From my window seat, I kept looking outside, lost in the beauty of the lone houses atop random hills and the meandering river below.… continue reading
A holiday in the North-East for the quintessential Indian tourist means going to the charm of Sikkim (actually just Gangtok and around) and Darjeeling. Even though things are slowly changing for good and people have started to look beyond, no north-east destination comes closer to the Gangtok-Darjeeling duo as yet. Nestled in the laps of lush green mountains and snow-capped peaks of the Eastern Himalayas, Gangtok is one of the most beautiful state-capitals of India. Darjeeling, the queen of hills too, is equally mesmerizing if not more. Not to mention the quaint little towns spread all around and the to die for views from them. And then there’s the mighty Kanchedzonga which overlooks the entire region. Who would not want to go there, no?
The things that come in the mind when we talk about Assam are the vast tea-plantations, spread through acres and acres of inclines on the numerous teelas that are so common in this part of the country. The green carpet that flows smoothly from one teela to another with snaking narrow roads passing though them. Primarily grown in the region which known as UpperAssam, the tea has been the identity of the state since a long long time. More so because all the big brands of the tea-industry grow, process and sell (and export) their variants of assam tea from this region. The Southern part of Assam hardly has any big brand to boast of. That however does not mean that there are no tea-gardens there.
Tea-plantations in Silchar, Assam
Tea bushes thrive under hot and humid climate and the southern part of Assam, just like upper – Assam, provides just that.… continue reading
The year 2015 has been pretty exciting in terms of travel for me. It has been a year of at-least a couple of interesting firsts for me besides visits to places I had never thought I would be visiting any time sooner. I was hoping to squeeze-in one more trip somewhere in the unknown this long weekend before I come-up with this post but sadly, that could not happen, all thanks to the flu that the changing season seems to have brought with it. Having said that, there’s no point brooding over something that did not materialize. Instead, let me share with you some moments from my travels in this year which is only 6 sunsets away from becoming part of history.
Beauty of the Borail Hills
The Borail Hills: Even though I was born and brought-up in Assam (which still is my home) and not far from the Borail Hills, I had never had the opportunity to venture into them and experience them up close, save for once as a child.… continue reading
Even though I had spent the first twenty-two years of my life not far from the laps of the Borail Hills which overlook the Barak Valley, I had never had a chance to visit them up close. The reasons were many. From trivial ones like really bad roads to the serious ones like having to cross militant-infested areas. Over the years however things have gotten better. The militancy in the region is now non-existent and the road that connects the region to the rest of the country is it a much better shape than it used to be few years back. The fact that this road is part of the East-West corridor, the largest ongoing highway project in India, has definitely helped in this aspect.

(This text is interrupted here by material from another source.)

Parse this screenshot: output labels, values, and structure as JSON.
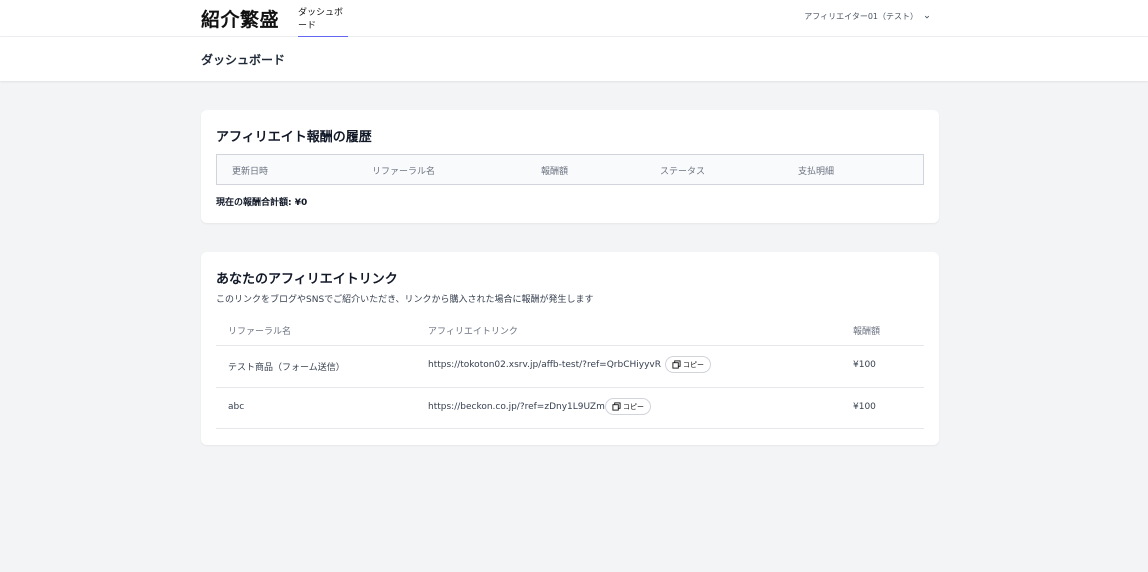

The east-west corridor just out of Silchar
I had decided to ride up to Haflong, a beautiful hill-station in the Dima-Haso district of Assam in March this year.… continue reading

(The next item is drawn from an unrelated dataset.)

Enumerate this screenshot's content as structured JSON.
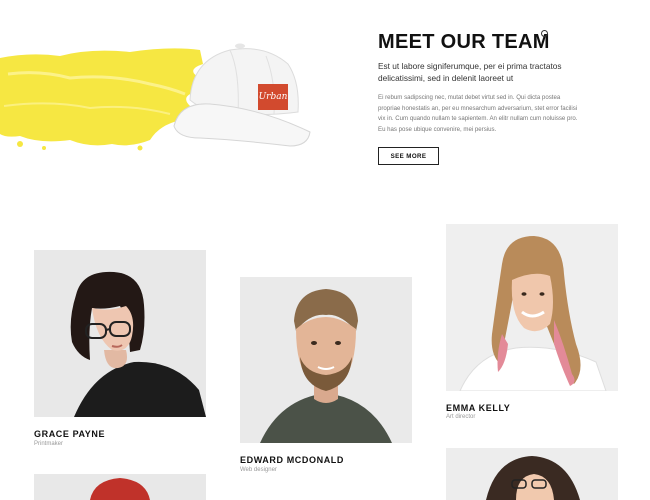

It was almost a decade ago when I had my first tryst with the Himalayas. It was my first college trip with friends and this was when my love affair with the mountains and the Himalayas in particular started. I have already mentioned this in one of my previous posts (Happiness – Glimpses from the past) briefly so now let me share a few glimpses from that first memorable trip of mine to the Eastern Himalayas. However, before I begin let me request you to excuse me for the terrible quality of photos that are about to follow. Those were times when all I had was a Sony Ericsson K750i mobile phone in the name of a camera.
On the way to Tsomgo Lake – Gangtok
It was the first time I was seeing and travelling through snaking mountain roads.… continue reading